It was the other, static challenges that I had a bit more of a problem with, namely the base missions that have you take on enemies in an enclosed area. If there were only a single larger group of enemies, or if it were possible to stealthily go through the entirety of a base (or both), then maybe I wouldn’t feel quite as down on the base missions. As it stands, they can’t help but feel like a bit of a slog after several waves. None of the challenges are strictly bad per se, they’re just things we’ve seen before in other open-world games and compared to nearly everything else in Spider-Man, they can’t help but feel less exciting.
Each of these activities, from locating collectable backpacks to stopping crimes to pigeon wrangling (yep, that’s a thing you can do) grant you unique rewards, usually in the form of tokens used to upgrade your gear and abilities. It’s great that you’re given tokens to go towards something you want on the skill tree or costume shop rather than specific rewards, but it’s still frustrating when rewards you want are tied to activities you don’t like. The base tokens in particular, used to purchase new suits aren’t necessarily difficult to get (though a few are). Rather, it’s hard to take a break from the fun of web-slinging through the city to the tedium of fighting half a dozen waves of guys in a locked room. But completing bases is the only way to acquire base tokens, which you’ll need to unlock Spider-Man’s plethora of alternate costumes. Pulled from the exhaustive history of Spiderman comics, some suits are fairly recognizable, like Ben Reilly’s Scarlet Spider suit or Spiderman Noir (Basically, “what if Batman decided to be Spiderman instead?”), but some are so obscure I can only guess at their origins. I can’t quite believe I’m actually asking this, but does Spiderman become a ghost or something at some point in the comics?
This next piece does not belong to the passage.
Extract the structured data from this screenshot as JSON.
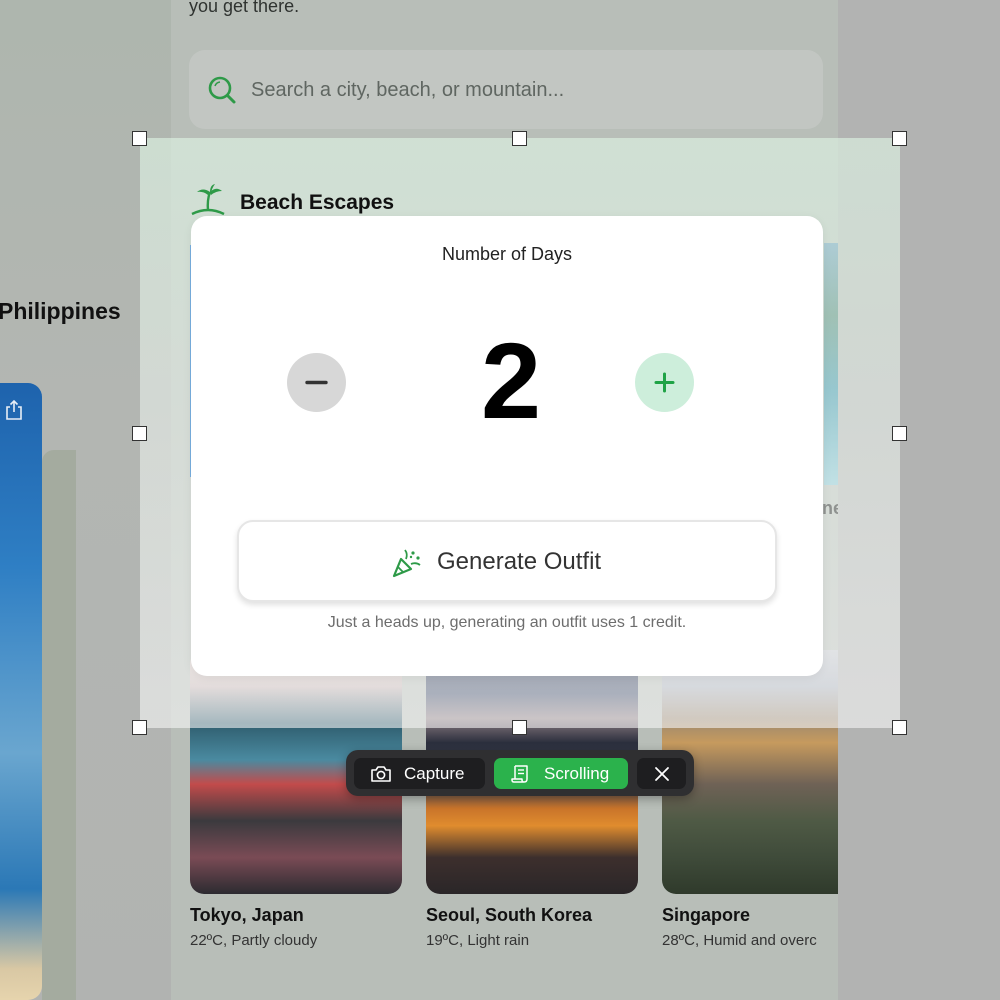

I’m asking for a friend.
“I’m the goddam Spiderman.”
Though I stand by my one minor nitpick, that the Bioshock-style hacking minigame you’re occasionally made to do always seems to pull the emergency brake on whatever fun you were previously having, I admit to feeling the argument less strongly once the minigame was used to lend a degree of interactivity to a surprisingly effective story moment.
Do I wish some systems were a little deeper, or that there were more suits to unlock or more villains to fight or just, more? Sure. But in this case at least, that’s not a criticism, it just means that I loved the game so much that I blasted through it as fast as I could. Incidentally, when Activision or EA or whoever start in on how games are too expensive not to include sleazy, predatory business practices like loot boxes and ultimate editions of games that don’t actually include the game (I see you there, Ubisoft), Spider-Man is another game to point to as an example of how to make games properly while respecting the people who keep your lights on.
Between the awesome game world, the smooth, satisfying combat, a story that feels like an exciting sequel to a more boring, predictable game that we thankfully never got, Spider-Man does for its titular character what the Arkham games did for Batman, crafting an experience whose design, gameplay and general tone all coalesce to really make you feel like the hero of the title, rather than someone who just wanders the streets starting fights dressed as their superhero of choice; and unlike the latter, playing Spider-Man is unlikely to get you kicked out of Comic-Con.